I know someone who works on race cars. At the company where he does this there are a number of builders working on vehicles. One builder has complained bitterly about the newest builder’s work, including saying that his work isn’t up to snuff. And yet, whenever one of New Builder’s vehicles is about to go for testing (in a wind tunnel to check the aerodynamics), Grumpy Builder will stop doing major work on his project and will start stalling. After NB’s vehicle returns with positive test results in hand, GB will suddenly spring into action on their project. One day soon after testing NB came in at an off hour to find GB inside NB’s test vehicle with a tape measure. Turns out that when a vehicle came back with positive test results GB checked all the specs, applied them to his own project, and then claimed the results as his own innovation.

Now, that’s stealing.

I was thinking about this in our team meeting. We look at what other people do all the time, and bits and pieces of those things end up in our own projects, mashed together with other ideas taken from all kinds of experiences— from watching a band play or going to the grocery store or listening to a show on the radio. When I think about the creative process– whether it’s the process of drawing, or making a video, writing a story, or creating a new program at the museum– I think a lot about sampling.

On this (old skool) track by De La Soul not only do you have the foundation of Schoolhouse Rock, there’s James Brown, Led Zeppelin, Johnny Cash, Syl Johnson, Eddie Murphy, and the 99th mayor of New York (and airport namesake) reading the comics. There are a lot of reasons why this album is so influential, but I think an important one is that it is a masterful mixing of seemingly disparate, unrelated bits and pieces that belie both an encyclopedic knowledge and a deep love of music and sound.
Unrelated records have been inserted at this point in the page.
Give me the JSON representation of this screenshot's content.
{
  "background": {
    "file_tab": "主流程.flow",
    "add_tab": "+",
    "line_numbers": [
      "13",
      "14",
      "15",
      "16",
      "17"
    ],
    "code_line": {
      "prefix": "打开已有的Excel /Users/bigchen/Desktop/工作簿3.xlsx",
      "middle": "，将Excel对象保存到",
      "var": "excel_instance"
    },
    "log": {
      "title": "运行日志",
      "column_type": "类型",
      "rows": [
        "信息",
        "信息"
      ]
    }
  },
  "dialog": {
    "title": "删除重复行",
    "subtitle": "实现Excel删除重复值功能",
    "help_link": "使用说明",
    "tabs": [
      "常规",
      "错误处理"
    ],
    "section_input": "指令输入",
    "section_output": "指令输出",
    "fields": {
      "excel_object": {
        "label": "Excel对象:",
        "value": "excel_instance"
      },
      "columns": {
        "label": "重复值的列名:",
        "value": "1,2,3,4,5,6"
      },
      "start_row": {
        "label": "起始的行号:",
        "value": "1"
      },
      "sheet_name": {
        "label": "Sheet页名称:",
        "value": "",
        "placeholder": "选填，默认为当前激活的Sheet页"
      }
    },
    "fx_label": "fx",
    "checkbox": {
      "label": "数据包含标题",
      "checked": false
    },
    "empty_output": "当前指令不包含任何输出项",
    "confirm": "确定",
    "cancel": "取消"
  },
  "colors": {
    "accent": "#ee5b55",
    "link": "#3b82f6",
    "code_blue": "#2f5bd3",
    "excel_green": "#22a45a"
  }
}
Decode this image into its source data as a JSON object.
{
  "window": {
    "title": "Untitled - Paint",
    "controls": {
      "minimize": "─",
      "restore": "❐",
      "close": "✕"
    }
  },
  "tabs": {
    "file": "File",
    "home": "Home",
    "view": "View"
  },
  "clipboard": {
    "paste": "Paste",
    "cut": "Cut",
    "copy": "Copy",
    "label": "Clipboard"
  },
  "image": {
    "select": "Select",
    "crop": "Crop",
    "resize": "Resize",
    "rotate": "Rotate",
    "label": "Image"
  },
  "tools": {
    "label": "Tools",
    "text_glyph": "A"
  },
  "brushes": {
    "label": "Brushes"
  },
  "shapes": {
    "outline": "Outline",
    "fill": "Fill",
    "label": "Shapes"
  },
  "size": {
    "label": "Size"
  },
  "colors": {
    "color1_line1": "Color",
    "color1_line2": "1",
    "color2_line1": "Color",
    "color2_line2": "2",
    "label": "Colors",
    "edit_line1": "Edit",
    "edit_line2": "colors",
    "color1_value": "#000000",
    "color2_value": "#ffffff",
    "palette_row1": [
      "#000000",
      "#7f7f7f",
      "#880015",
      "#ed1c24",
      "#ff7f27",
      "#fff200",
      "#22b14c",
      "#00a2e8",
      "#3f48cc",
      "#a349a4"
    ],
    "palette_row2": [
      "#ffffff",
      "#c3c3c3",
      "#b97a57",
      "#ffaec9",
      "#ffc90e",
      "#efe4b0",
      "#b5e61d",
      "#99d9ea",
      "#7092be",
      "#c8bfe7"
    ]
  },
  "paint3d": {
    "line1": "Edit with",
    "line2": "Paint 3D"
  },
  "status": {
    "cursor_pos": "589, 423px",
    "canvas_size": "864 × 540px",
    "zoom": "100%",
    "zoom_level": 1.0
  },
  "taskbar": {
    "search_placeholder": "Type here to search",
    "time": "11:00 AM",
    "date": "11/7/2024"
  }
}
Behind the song you can imagine crates and crates of LPs. Most museum people I know have metaphorical crates of LPs, too– idea files with articles or pictures or random thoughts, some of which will get pulled out and mixed with something else and something else and a dash of something else to make something new. We sample from people, experiences, articles, conversations, movies, music, things overheard on the bus– from all kinds of places. Bring on the samples.